REQUIRED ACTION ▸ Each line holding the word "stripe" must appear in the answer, copied from the entries.

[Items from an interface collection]
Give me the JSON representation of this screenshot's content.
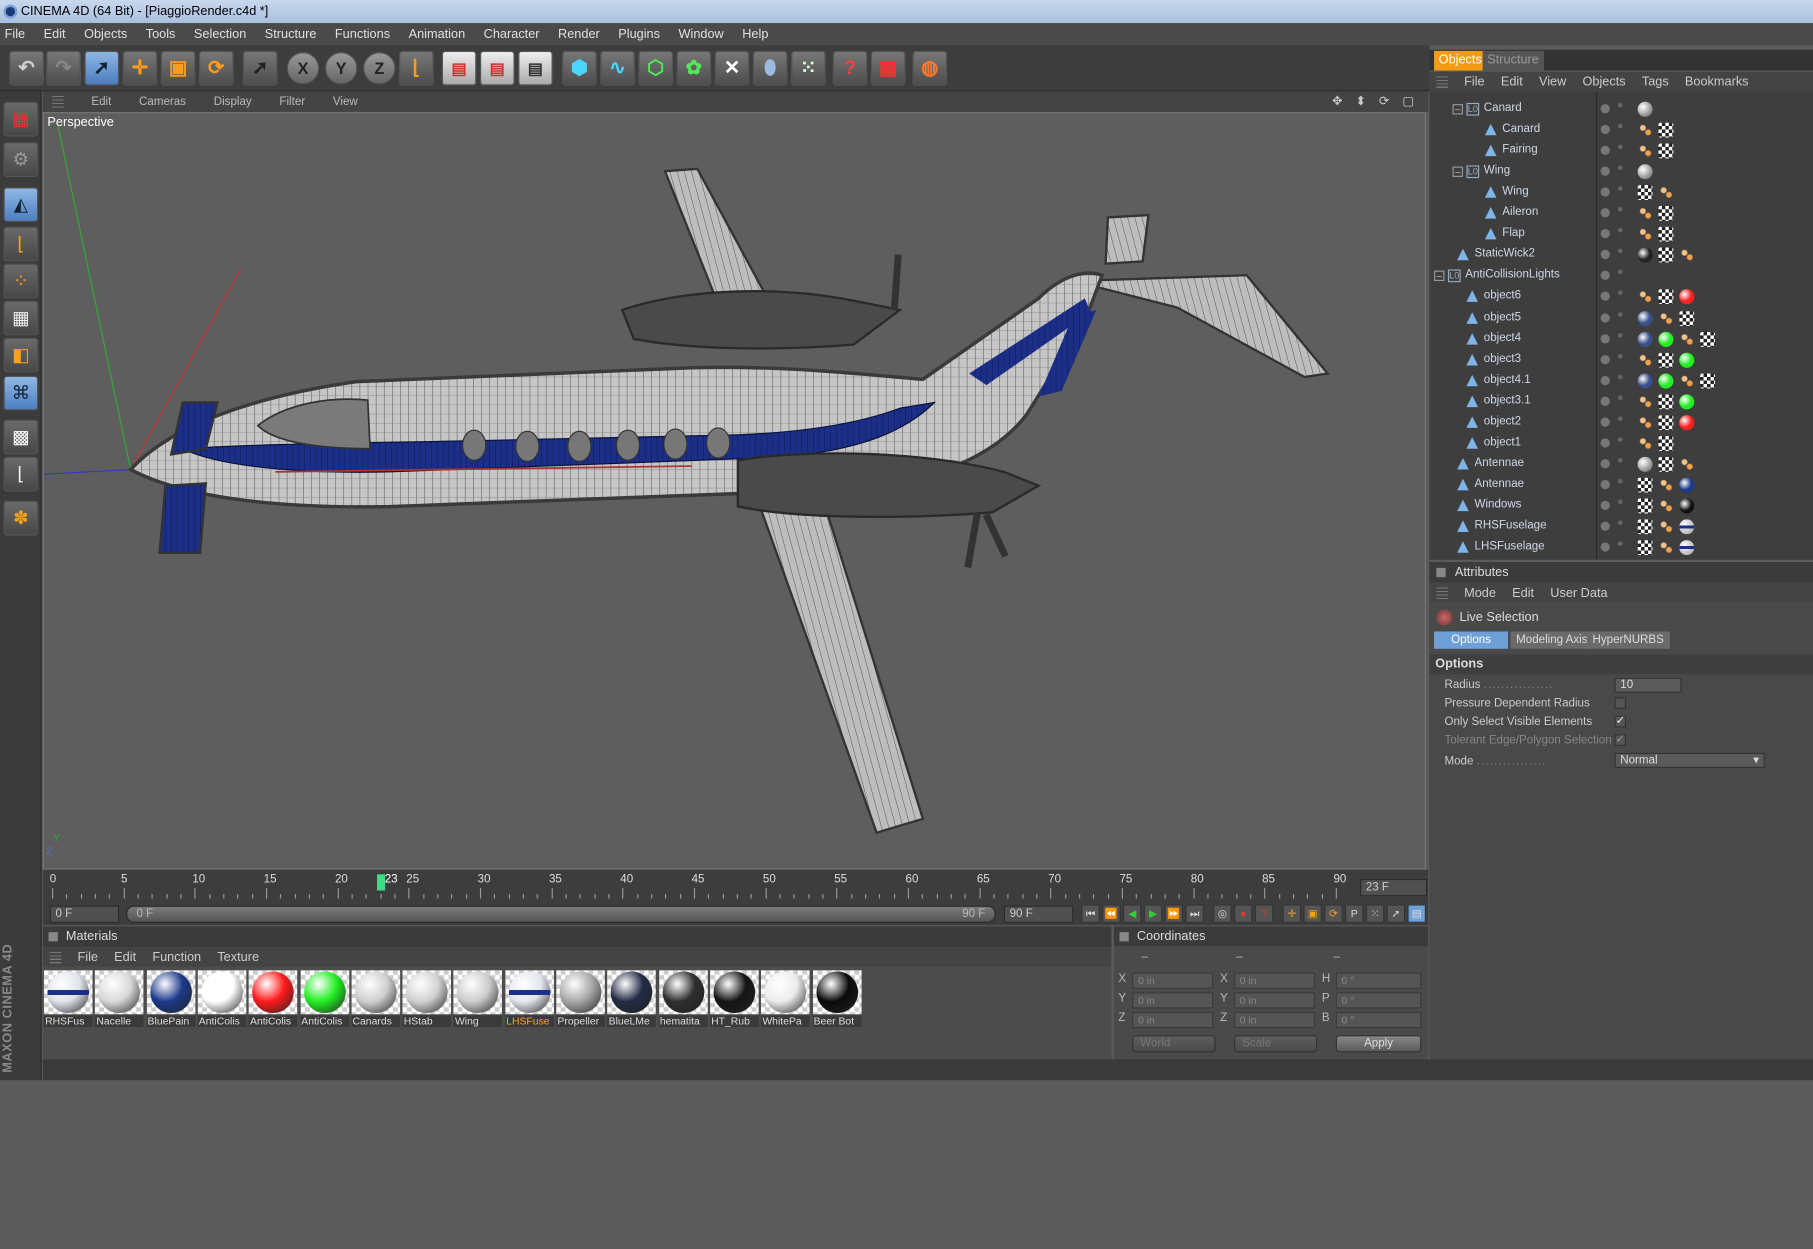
{
  "window": {
    "title": "CINEMA 4D (64 Bit) - [PiaggioRender.c4d *]"
  },
  "menu": [
    "File",
    "Edit",
    "Objects",
    "Tools",
    "Selection",
    "Structure",
    "Functions",
    "Animation",
    "Character",
    "Render",
    "Plugins",
    "Window",
    "Help"
  ],
  "viewport": {
    "menu": [
      "Edit",
      "Cameras",
      "Display",
      "Filter",
      "View"
    ],
    "label": "Perspective",
    "nav_icons": "✥ ⬍ ⟳ ▢"
  },
  "toolbar_icons": [
    "undo-icon",
    "redo-icon",
    "live-selection-icon",
    "move-icon",
    "scale-icon",
    "rotate-icon",
    "last-tool-icon",
    "x-axis-icon",
    "y-axis-icon",
    "z-axis-icon",
    "coordinate-system-icon",
    "render-view-icon",
    "render-picture-viewer-icon",
    "edit-render-settings-icon",
    "cube-icon",
    "spline-icon",
    "nurbs-icon",
    "array-icon",
    "deformer-icon",
    "scene-icon",
    "environment-icon",
    "help-icon",
    "settings-icon",
    "web-icon"
  ],
  "axis_letters": {
    "x": "X",
    "y": "Y",
    "z": "Z"
  },
  "timeline": {
    "ticks": [
      "0",
      "5",
      "10",
      "15",
      "20",
      "25",
      "30",
      "35",
      "40",
      "45",
      "50",
      "55",
      "60",
      "65",
      "70",
      "75",
      "80",
      "85",
      "90"
    ],
    "current_marker": "23",
    "current_frame_display": "23 F",
    "start_frame": "0 F",
    "slider_start": "0 F",
    "slider_end": "90 F",
    "end_frame": "90 F",
    "current": 23,
    "max": 90
  },
  "materials": {
    "title": "Materials",
    "menu": [
      "File",
      "Edit",
      "Function",
      "Texture"
    ],
    "items": [
      {
        "name": "RHSFus",
        "color": "#dfe3ea",
        "stripe": true
      },
      {
        "name": "Nacelle",
        "color": "#d8d8d8"
      },
      {
        "name": "BluePain",
        "color": "#1c3a8a"
      },
      {
        "name": "AntiColis",
        "color": "#ffffff"
      },
      {
        "name": "AntiColis",
        "color": "#ff1a1a"
      },
      {
        "name": "AntiColis",
        "color": "#22ee22"
      },
      {
        "name": "Canards",
        "color": "#cfcfcf"
      },
      {
        "name": "HStab",
        "color": "#d2d2d2"
      },
      {
        "name": "Wing",
        "color": "#cccccc"
      },
      {
        "name": "LHSFuse",
        "color": "#e2e6ee",
        "stripe": true,
        "selected": true
      },
      {
        "name": "Propeller",
        "color": "#a8a8a8"
      },
      {
        "name": "BlueLMe",
        "color": "#222b45"
      },
      {
        "name": "hematita",
        "color": "#2e2e2e"
      },
      {
        "name": "HT_Rub",
        "color": "#151515"
      },
      {
        "name": "WhitePa",
        "color": "#ececec"
      },
      {
        "name": "Beer Bot",
        "color": "#0a0a0a"
      }
    ]
  },
  "coordinates": {
    "title": "Coordinates",
    "col_headers": [
      "–",
      "–",
      "–"
    ],
    "rows": [
      {
        "a": "X",
        "v1": "0 in",
        "b": "X",
        "v2": "0 in",
        "c": "H",
        "v3": "0 °"
      },
      {
        "a": "Y",
        "v1": "0 in",
        "b": "Y",
        "v2": "0 in",
        "c": "P",
        "v3": "0 °"
      },
      {
        "a": "Z",
        "v1": "0 in",
        "b": "Z",
        "v2": "0 in",
        "c": "B",
        "v3": "0 °"
      }
    ],
    "world": "World",
    "scale": "Scale",
    "apply": "Apply"
  },
  "object_manager": {
    "tabs": [
      "Objects",
      "Structure"
    ],
    "menu": [
      "File",
      "Edit",
      "View",
      "Objects",
      "Tags",
      "Bookmarks"
    ],
    "items": [
      {
        "name": "Canard",
        "kind": "null",
        "indent": 3,
        "expand": "-",
        "tags": [
          "mat"
        ]
      },
      {
        "name": "Canard",
        "kind": "poly",
        "indent": 5,
        "tags": [
          "phong",
          "check"
        ]
      },
      {
        "name": "Fairing",
        "kind": "poly",
        "indent": 5,
        "tags": [
          "phong",
          "check"
        ]
      },
      {
        "name": "Wing",
        "kind": "null",
        "indent": 3,
        "expand": "-",
        "tags": [
          "mat"
        ]
      },
      {
        "name": "Wing",
        "kind": "poly",
        "indent": 5,
        "tags": [
          "check",
          "phong"
        ]
      },
      {
        "name": "Aileron",
        "kind": "poly",
        "indent": 5,
        "tags": [
          "phong",
          "check"
        ]
      },
      {
        "name": "Flap",
        "kind": "poly",
        "indent": 5,
        "tags": [
          "phong",
          "check"
        ]
      },
      {
        "name": "StaticWick2",
        "kind": "poly",
        "indent": 2,
        "tags": [
          "dark",
          "check",
          "phong"
        ]
      },
      {
        "name": "AntiCollisionLights",
        "kind": "null",
        "indent": 1,
        "expand": "-",
        "tags": []
      },
      {
        "name": "object6",
        "kind": "poly",
        "indent": 3,
        "tags": [
          "phong",
          "check",
          "red"
        ]
      },
      {
        "name": "object5",
        "kind": "poly",
        "indent": 3,
        "tags": [
          "blue",
          "phong",
          "check"
        ]
      },
      {
        "name": "object4",
        "kind": "poly",
        "indent": 3,
        "tags": [
          "blue",
          "green",
          "phong",
          "check"
        ]
      },
      {
        "name": "object3",
        "kind": "poly",
        "indent": 3,
        "tags": [
          "phong",
          "check",
          "green"
        ]
      },
      {
        "name": "object4.1",
        "kind": "poly",
        "indent": 3,
        "tags": [
          "blue",
          "green",
          "phong",
          "check"
        ]
      },
      {
        "name": "object3.1",
        "kind": "poly",
        "indent": 3,
        "tags": [
          "phong",
          "check",
          "green"
        ]
      },
      {
        "name": "object2",
        "kind": "poly",
        "indent": 3,
        "tags": [
          "phong",
          "check",
          "red"
        ]
      },
      {
        "name": "object1",
        "kind": "poly",
        "indent": 3,
        "tags": [
          "phong",
          "check"
        ]
      },
      {
        "name": "Antennae",
        "kind": "poly",
        "indent": 2,
        "tags": [
          "mat",
          "check",
          "phong"
        ]
      },
      {
        "name": "Antennae",
        "kind": "poly",
        "indent": 2,
        "tags": [
          "check",
          "phong",
          "navy"
        ]
      },
      {
        "name": "Windows",
        "kind": "poly",
        "indent": 2,
        "tags": [
          "check",
          "phong",
          "black"
        ]
      },
      {
        "name": "RHSFuselage",
        "kind": "poly",
        "indent": 2,
        "tags": [
          "check",
          "phong",
          "stripe"
        ]
      },
      {
        "name": "LHSFuselage",
        "kind": "poly",
        "indent": 2,
        "tags": [
          "check",
          "phong",
          "stripe"
        ]
      }
    ]
  },
  "attributes": {
    "title": "Attributes",
    "menu": [
      "Mode",
      "Edit",
      "User Data"
    ],
    "tool": "Live Selection",
    "tabs": [
      "Options",
      "Modeling Axis",
      "HyperNURBS"
    ],
    "section": "Options",
    "radius_label": "Radius",
    "radius_value": "10",
    "pressure_label": "Pressure Dependent Radius",
    "visible_label": "Only Select Visible Elements",
    "tolerant_label": "Tolerant Edge/Polygon Selection",
    "mode_label": "Mode",
    "mode_value": "Normal",
    "check": "✓",
    "dots": "................",
    "pressure_checked": false,
    "visible_checked": true,
    "tolerant_checked": true
  },
  "branding": "MAXON CINEMA 4D",
  "colors": {
    "accent": "#f39c12",
    "selection": "#6e9fd6",
    "fuselage_blue": "#1c2f88"
  }
}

OUTPUT OF THE EXERCISE ▸
        "stripe": true
        "stripe": true,
          "stripe"
          "stripe"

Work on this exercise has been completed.